December 09, 2013

Timberlake, Alan
[LING W4903] Syntax

Please keep in mind that this review is more than 5 years old.

Professor Timberlake is charming, as so many reviewers have already noted here, and his quirky sense of humor helped make a potentially dry topic palatable and even interesting. He might not have McWhorter's showmanship, but I looked forward to his lectures just as much. For the most part, lectures were centered around readings from a textbook by Andrew Carnie. It was refreshing to be assigned regular readings from the same textbook and not regret having purchased said text at semester's end (which is usually the case for me, because most textbooks are boring/irrelevant or rarely assigned).

In response to the previous reviewer, A.T. is far from inept. I found his explanations thorough and his lectures very helpful in completing the problem sets. Just because he claims that he does not understand ambiguous parts of Carnie's theory, it does not follow that "he does not even have a handle on [...] foundational principals." It seemed to me he was actually pointing out minor weaknesses or inconsistencies in the Carnie chapters, only in his characteristically friendly manner. I agree that the linguistics department at Columbia is limited, but it's true weakness is its small size, not its current faculty.

Timberlake is one of the most personable profs I've had over the past four years, and I can see him being a wonderful resource to anyone with an interest in graduate-level studies. I'd recommend this class to anyone with an interest in the topic. Skim the Carnie book and go to the first few lectures to be sure its for you. Then enjoy!

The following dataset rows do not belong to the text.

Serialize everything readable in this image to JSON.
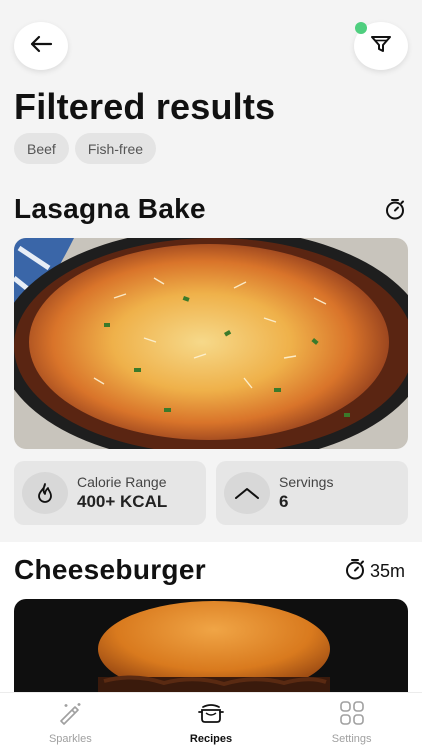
{
  "header": {
    "title": "Filtered results",
    "back_icon": "arrow-left-icon",
    "filter_icon": "funnel-icon",
    "filter_active_color": "#4fcf7f"
  },
  "filters": [
    "Beef",
    "Fish-free"
  ],
  "recipes": [
    {
      "name": "Lasagna Bake",
      "time": "",
      "stats": [
        {
          "icon": "flame-icon",
          "label": "Calorie Range",
          "value": "400+ KCAL"
        },
        {
          "icon": "chevron-up-icon",
          "label": "Servings",
          "value": "6"
        }
      ]
    },
    {
      "name": "Cheeseburger",
      "time": "35m"
    }
  ],
  "tabbar": {
    "items": [
      {
        "label": "Sparkles",
        "icon": "magic-wand-icon",
        "active": false
      },
      {
        "label": "Recipes",
        "icon": "pot-icon",
        "active": true
      },
      {
        "label": "Settings",
        "icon": "grid-icon",
        "active": false
      }
    ]
  },
  "colors": {
    "background": "#f4f4f4",
    "chip_bg": "#e4e4e4",
    "stat_bg": "#e6e6e6",
    "active_tab": "#111111",
    "inactive_tab": "#a0a0a0"
  }
}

Workload:

Three problem sets, one take-home final. Although you had to get yourself in a bit of a 'Timberlake state of mind' to figure out what he was really asking in certain questions, if you played along there'd always be a worthwhile insight to follow.